stability" which he "brought to the Indonesian archipelago" -
without detailing just what was being "stabilised" there, such as
political repression, the denial of basic human rights, endemic corruption,
sadistic cruelty, torture and mass murder. Over 32 years Suharto’s
"stability" took a minimum of 800,000 lives and possibly as many as 2
million in both Indonesia proper and East Timor, a record as vile as Pol Pot’s
and infinitely worse than Saddam’s or Milosevic’s.
A reckoning is due, if not immediately. An editorial in The Jakarta Post last
April puts this and Suharto’s forthcoming corruption trial in their proper
"If the goal is to show that justice will be upheld in this country, then
surely corruption, as bad as it is, is the least sinful misdeed that Suharto
committed during his 32 years of tyrannical rule. What about the atrocities,
from the summary executions of suspected communists to the killing of people in
East Timor, Irian Jaya, Aceh and Tanjung Priok? If the government wants to show
that justice and the rule of law prevail in this country, then these and other
heinous crimes committed during his reign should be the reasons for the
prosecution of Suharto. Not corruption."
Even if former Australian Prime Minister Gough Whitlam still believes that
"[former] President Suharto is a reasonable and honourable man" and

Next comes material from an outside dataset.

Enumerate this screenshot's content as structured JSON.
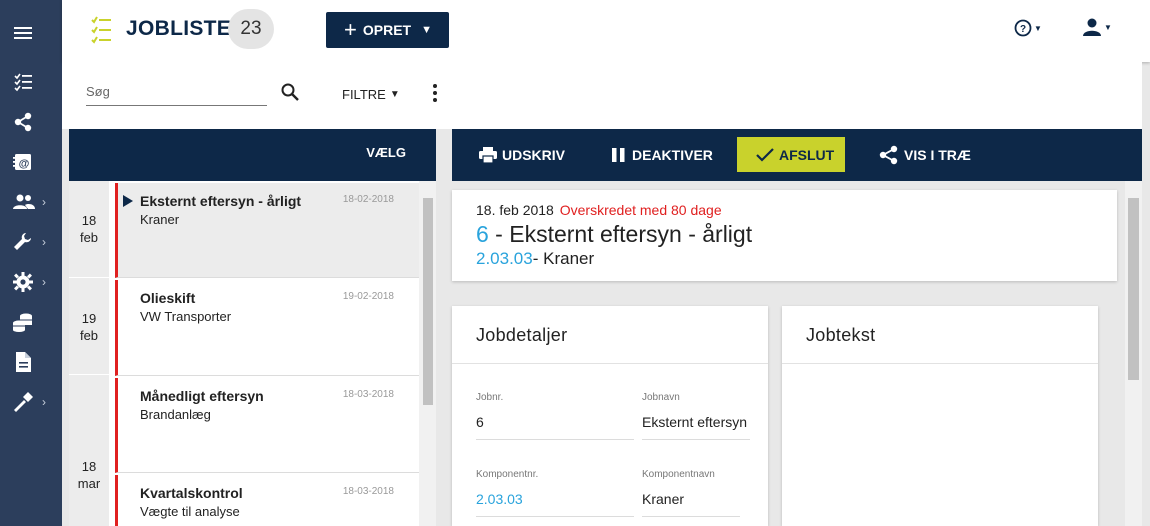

the foreign editor of The Australian thinks that "in human rights there is
a case for Suharto" (Greg Sheridan), a growing number of courageous
Indonesians are no longer frightened of speaking and confronting the truth. They
are the real heroes of their country. To find them, however, our leaders will
need to stop consorting with "the elite…that implemented fascism and ran
the country by terror" (Pramoedya Ananta Toer) and focus their attention on
those Indonesians struggling against enormous odds to restore pride and honour
to their country.
Lecturer in International Relations
School of Australian and International Studies
221 Burwood Highway
Burwood Victoria 3125